Granite Bay grads enter the 'real world'
The sunny morning provided the perfect background for the Granite Bay High School 2012 commencement, which was held on campus Saturday.
Of the 540 seniors, 93 percent will be off to college, said Principal Mike McGuire. Scholarship winnings for the class totaled more than $2.8 million. Eighty-five students graduated summa cum laude, with a grade point average of 4.0 and above.
The class's 279 varsity athletes helped win 13 league titles and five section championships thsi year.
Students considered themselves ready to move on.
“The teachers are extremely amazing,” said graduating senior Alana York.
She plans to train horses, after getting a degree in leadership at Azusa Pacific University in California.
“I’m excited for the next chapter in my life," York said.
Chad Alvarez earned the Naval Reserve Officers Training Corps Scholarship and Chancellor’s Scholarship for the University of Colorado at Boulder.
“The school’s prepared me for college and just getting along with life,” he said, although he also said he will miss the friends he’s made over the last four years.
Kris Wilmarth, mother of Kate Wilmarth, said she felt the kids were a lot more prepared than her generation.
“My husband’s a physician and (Kate) was taking science classes that he didn’t have until he got to Berkeley,” she said.
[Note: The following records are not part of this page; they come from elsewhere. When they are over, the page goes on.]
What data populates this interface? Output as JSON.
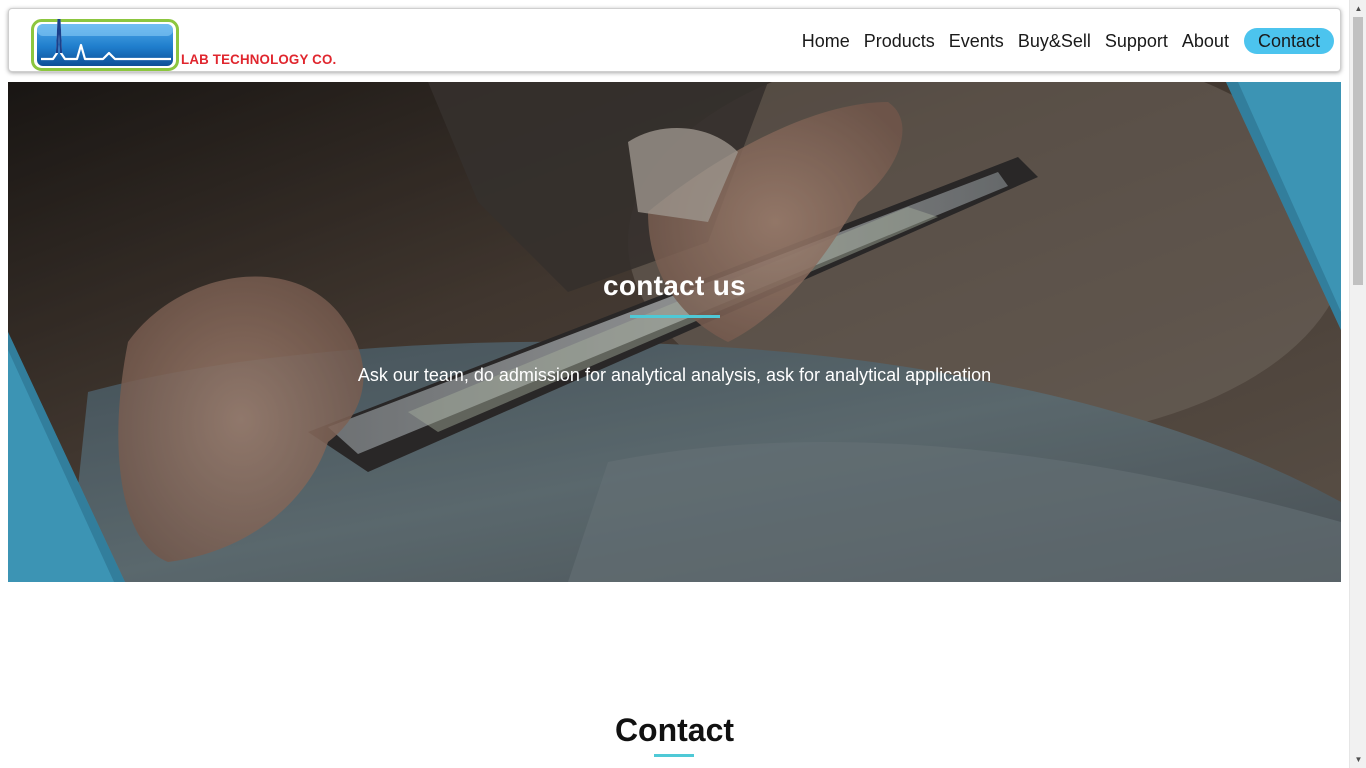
{
  "header": {
    "logo_text": "LAB TECHNOLOGY CO.",
    "nav": [
      {
        "label": "Home"
      },
      {
        "label": "Products"
      },
      {
        "label": "Events"
      },
      {
        "label": "Buy&Sell"
      },
      {
        "label": "Support"
      },
      {
        "label": "About"
      },
      {
        "label": "Contact",
        "active": true
      }
    ]
  },
  "hero": {
    "title": "contact us",
    "subtitle": "Ask our team, do admission for analytical analysis, ask for analytical application"
  },
  "section": {
    "title": "Contact"
  },
  "colors": {
    "accent": "#4cc4ee",
    "underline": "#4fc9d6",
    "logo_red": "#e0262e",
    "logo_blue": "#1a76c9",
    "logo_green": "#8cc63f"
  },
  "icons": {
    "scroll_up": "▲",
    "scroll_down": "▼"
  }
}
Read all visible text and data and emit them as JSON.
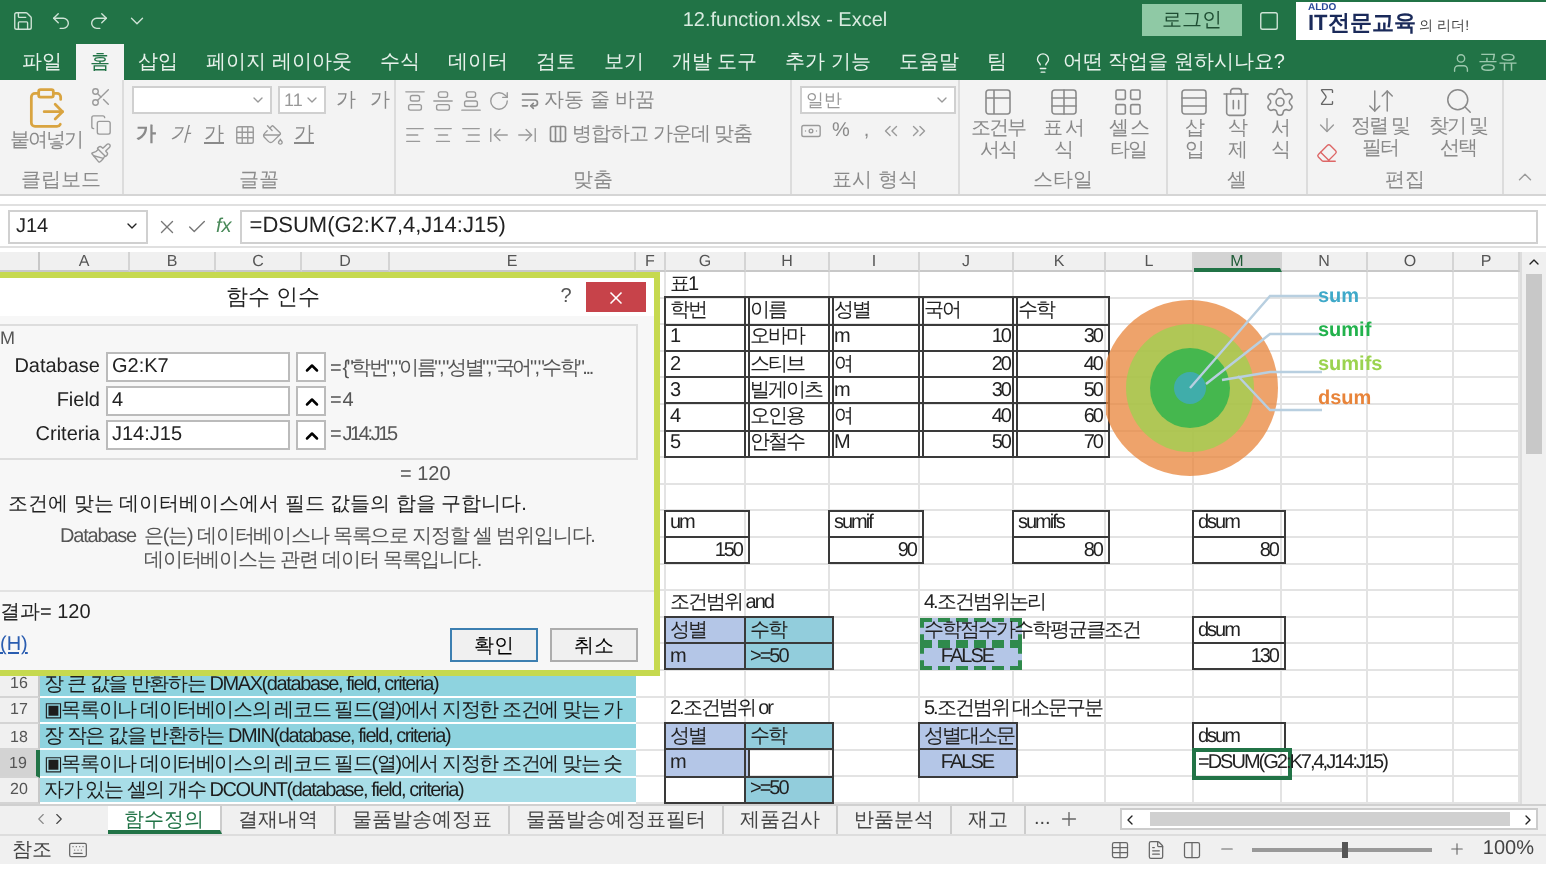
{
  "title_bar": {
    "file_title": "12.function.xlsx - Excel",
    "login": "로그인",
    "logo": {
      "small": "ALDO",
      "main": "IT전문교육",
      "tail": "의 리더!"
    }
  },
  "ribbon_tabs": [
    {
      "label": "파일",
      "selected": false
    },
    {
      "label": "홈",
      "selected": true
    },
    {
      "label": "삽입",
      "selected": false
    },
    {
      "label": "페이지 레이아웃",
      "selected": false
    },
    {
      "label": "수식",
      "selected": false
    },
    {
      "label": "데이터",
      "selected": false
    },
    {
      "label": "검토",
      "selected": false
    },
    {
      "label": "보기",
      "selected": false
    },
    {
      "label": "개발 도구",
      "selected": false
    },
    {
      "label": "추가 기능",
      "selected": false
    },
    {
      "label": "도움말",
      "selected": false
    },
    {
      "label": "팀",
      "selected": false
    }
  ],
  "tell_me": "어떤 작업을 원하시나요?",
  "share": "공유",
  "ribbon": {
    "clipboard": {
      "label": "클립보드",
      "paste": "붙여넣기"
    },
    "font": {
      "label": "글꼴",
      "size": "11",
      "grow": "가",
      "shrink": "가",
      "bold": "가",
      "italic": "가",
      "underline": "가",
      "font_color_button": "가"
    },
    "alignment": {
      "label": "맞춤",
      "wrap": "자동 줄 바꿈",
      "merge": "병합하고 가운데 맞춤"
    },
    "number": {
      "label": "표시 형식",
      "format": "일반",
      "percent": "%",
      "comma": ","
    },
    "styles": {
      "label": "스타일",
      "buttons": [
        "조건부 서식",
        "표 서식",
        "셀 스타일"
      ]
    },
    "cells": {
      "label": "셀",
      "buttons": [
        "삽입",
        "삭제",
        "서식"
      ]
    },
    "editing": {
      "label": "편집",
      "buttons": [
        "정렬 및 필터",
        "찾기 및 선택"
      ]
    }
  },
  "formula_bar": {
    "name_box": "J14",
    "fx": "fx",
    "formula": "=DSUM(G2:K7,4,J14:J15)"
  },
  "columns": [
    {
      "label": "A",
      "selected": false
    },
    {
      "label": "B",
      "selected": false
    },
    {
      "label": "C",
      "selected": false
    },
    {
      "label": "D",
      "selected": false
    },
    {
      "label": "E",
      "selected": false
    },
    {
      "label": "F",
      "selected": false
    },
    {
      "label": "G",
      "selected": false
    },
    {
      "label": "H",
      "selected": false
    },
    {
      "label": "I",
      "selected": false
    },
    {
      "label": "J",
      "selected": false
    },
    {
      "label": "K",
      "selected": false
    },
    {
      "label": "L",
      "selected": false
    },
    {
      "label": "M",
      "selected": true
    },
    {
      "label": "N",
      "selected": false
    },
    {
      "label": "O",
      "selected": false
    },
    {
      "label": "P",
      "selected": false
    }
  ],
  "dialog": {
    "title": "함수 인수",
    "help": "?",
    "function": "M",
    "args": [
      {
        "name": "Database",
        "value": "G2:K7",
        "result": "= {\"학번\",\"이름\",\"성별\",\"국어\",\"수학\"..."
      },
      {
        "name": "Field",
        "value": "4",
        "result": "= 4"
      },
      {
        "name": "Criteria",
        "value": "J14:J15",
        "result": "= J14:J15"
      }
    ],
    "total": "= 120",
    "description": "조건에 맞는 데이터베이스에서 필드 값들의 합을 구합니다.",
    "arg_name": "Database",
    "arg_help": [
      "은(는) 데이터베이스나 목록으로 지정할 셀 범위입니다.",
      "데이터베이스는 관련 데이터 목록입니다."
    ],
    "result": "결과= 120",
    "help_link": "(H)",
    "buttons": [
      "확인",
      "취소"
    ]
  },
  "notes": [
    {
      "number": "16",
      "selected": false,
      "text": "장 큰 값을 반환하는 DMAX(database, field, criteria)"
    },
    {
      "number": "17",
      "selected": false,
      "text": "▣목록이나 데이터베이스의 레코드 필드(열)에서 지정한 조건에 맞는 가"
    },
    {
      "number": "18",
      "selected": false,
      "text": "장 작은 값을 반환하는 DMIN(database, field, criteria)"
    },
    {
      "number": "19",
      "selected": true,
      "text": "▣목록이나 데이터베이스의 레코드 필드(열)에서 지정한 조건에 맞는 숫"
    },
    {
      "number": "20",
      "selected": false,
      "text": "자가 있는 셀의 개수 DCOUNT(database, field, criteria)"
    }
  ],
  "grid": [
    [
      {
        "text": "표1",
        "kind": "plain"
      }
    ],
    [
      {
        "text": "학번",
        "kind": "table"
      },
      {
        "text": "이름",
        "kind": "table"
      },
      {
        "text": "성별",
        "kind": "table"
      },
      {
        "text": "국어",
        "kind": "table"
      },
      {
        "text": "수학",
        "kind": "table"
      }
    ],
    [
      {
        "text": "1",
        "kind": "table"
      },
      {
        "text": "오바마",
        "kind": "table"
      },
      {
        "text": "m",
        "kind": "table"
      },
      {
        "text": "10",
        "kind": "tablenum"
      },
      {
        "text": "30",
        "kind": "tablenum"
      }
    ],
    [
      {
        "text": "2",
        "kind": "table"
      },
      {
        "text": "스티브",
        "kind": "table"
      },
      {
        "text": "여",
        "kind": "table"
      },
      {
        "text": "20",
        "kind": "tablenum"
      },
      {
        "text": "40",
        "kind": "tablenum"
      }
    ],
    [
      {
        "text": "3",
        "kind": "table"
      },
      {
        "text": "빌게이츠",
        "kind": "table"
      },
      {
        "text": "m",
        "kind": "table"
      },
      {
        "text": "30",
        "kind": "tablenum"
      },
      {
        "text": "50",
        "kind": "tablenum"
      }
    ],
    [
      {
        "text": "4",
        "kind": "table"
      },
      {
        "text": "오인용",
        "kind": "table"
      },
      {
        "text": "여",
        "kind": "table"
      },
      {
        "text": "40",
        "kind": "tablenum"
      },
      {
        "text": "60",
        "kind": "tablenum"
      }
    ],
    [
      {
        "text": "5",
        "kind": "table"
      },
      {
        "text": "안철수",
        "kind": "table"
      },
      {
        "text": "M",
        "kind": "table"
      },
      {
        "text": "50",
        "kind": "tablenum"
      },
      {
        "text": "70",
        "kind": "tablenum"
      }
    ],
    [
      {
        "kind": "blank"
      }
    ],
    [
      {
        "kind": "blank"
      }
    ],
    [
      {
        "text": "um",
        "kind": "boxed"
      },
      {
        "kind": "blank"
      },
      {
        "text": "sumif",
        "kind": "boxed"
      },
      {
        "kind": "blank"
      },
      {
        "text": "sumifs",
        "kind": "boxed"
      },
      {
        "kind": "blank"
      },
      {
        "text": "dsum",
        "kind": "boxed"
      }
    ],
    [
      {
        "text": "150",
        "kind": "boxednum"
      },
      {
        "kind": "blank"
      },
      {
        "text": "90",
        "kind": "boxednum"
      },
      {
        "kind": "blank"
      },
      {
        "text": "80",
        "kind": "boxednum"
      },
      {
        "kind": "blank"
      },
      {
        "text": "80",
        "kind": "boxednum"
      }
    ],
    [
      {
        "kind": "blank"
      }
    ],
    [
      {
        "text": "조건범위 and",
        "kind": "plain"
      },
      {
        "kind": "blank"
      },
      {
        "kind": "blank"
      },
      {
        "text": "4.조건범위논리",
        "kind": "plain"
      }
    ],
    [
      {
        "text": "성별",
        "kind": "blue"
      },
      {
        "text": "수학",
        "kind": "teal"
      },
      {
        "kind": "blank"
      },
      {
        "text": "수학점수가수학평균클조건",
        "kind": "marked"
      },
      {
        "kind": "blank"
      },
      {
        "kind": "blank"
      },
      {
        "text": "dsum",
        "kind": "boxed"
      }
    ],
    [
      {
        "text": "m",
        "kind": "blue"
      },
      {
        "text": ">=50",
        "kind": "teal"
      },
      {
        "kind": "blank"
      },
      {
        "text": "FALSE",
        "kind": "markedcenter"
      },
      {
        "kind": "blank"
      },
      {
        "kind": "blank"
      },
      {
        "text": "130",
        "kind": "boxednum"
      }
    ],
    [
      {
        "kind": "blank"
      }
    ],
    [
      {
        "text": "2.조건범위 or",
        "kind": "plain"
      },
      {
        "kind": "blank"
      },
      {
        "kind": "blank"
      },
      {
        "text": "5.조건범위 대소문구분",
        "kind": "plain"
      }
    ],
    [
      {
        "text": "성별",
        "kind": "blue"
      },
      {
        "text": "수학",
        "kind": "teal"
      },
      {
        "kind": "blank"
      },
      {
        "text": "성별대소문",
        "kind": "blue"
      },
      {
        "kind": "blank"
      },
      {
        "kind": "blank"
      },
      {
        "text": "dsum",
        "kind": "boxed"
      }
    ],
    [
      {
        "text": "m",
        "kind": "blue"
      },
      {
        "kind": "boxed"
      },
      {
        "kind": "blank"
      },
      {
        "text": "FALSE",
        "kind": "bluecenter"
      },
      {
        "kind": "blank"
      },
      {
        "kind": "blank"
      },
      {
        "text": "=DSUM(G2:K7,4,J14:J15)",
        "kind": "active"
      }
    ],
    [
      {
        "kind": "boxed"
      },
      {
        "text": ">=50",
        "kind": "teal"
      }
    ]
  ],
  "chart": {
    "labels": [
      {
        "text": "sum",
        "color": "#3fa9c9"
      },
      {
        "text": "sumif",
        "color": "#22b24c"
      },
      {
        "text": "sumifs",
        "color": "#9bd34f"
      },
      {
        "text": "dsum",
        "color": "#e8843a"
      }
    ]
  },
  "sheet_tabs": [
    {
      "label": "함수정의",
      "selected": true
    },
    {
      "label": "결재내역",
      "selected": false
    },
    {
      "label": "물품발송예정표",
      "selected": false
    },
    {
      "label": "물품발송예정표필터",
      "selected": false
    },
    {
      "label": "제품검사",
      "selected": false
    },
    {
      "label": "반품분석",
      "selected": false
    },
    {
      "label": "재고",
      "selected": false
    }
  ],
  "more_tabs": "...",
  "status_bar": {
    "mode": "참조",
    "zoom_slider": {
      "level": 0.5
    },
    "zoom": "100%"
  }
}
Although they may be well prepared, McGuire emphasized to the graduates the need for making informed decisions and following their dreams.
“If you are ever in any place where you wonder ‘Should I stay or should I go?’ the fact that the question even pops into your head tells you what the answer should be – go! Listen to your moral compass, your guardian angel," he said.
Alan Rabishaw’s daughter Elana is an honor student graduating this year.
“She came here in her sophomore year. In her junior year she took a semester off and studied in Israel,” Rabishaw said. “The kids who go to Granite Bay High School have a great advantage, with great classes, (Advanced Placement) opportunities, honors opportunities, great teachers, good atmosphere for learning … I think that most of the kids here have lots of opportunities in front of them and as long as they learn something and get some confidence, they can tackle anything in the world.”
Twins Moosa and Haroon Zaidi shared the honor of valedictorian this year.
Moosa Zaidi gave the analogy of being out in the woods, following their own path for the first time.
“It’s hard in the woods,” he said. “You may get lost, you may be chased by bears. Just remember – no bear is as tough as a Grizzly.”
Teacher Brandon Dell’Orto told the graduates they are leaving everything that has been pre-created for them, and now they are part of the solution.
“The premise of democracy is ‘It’s our job’ to do what we need to do,” Dell’Orto said. “Be important to somebody in this world. Make somebody’s life better.”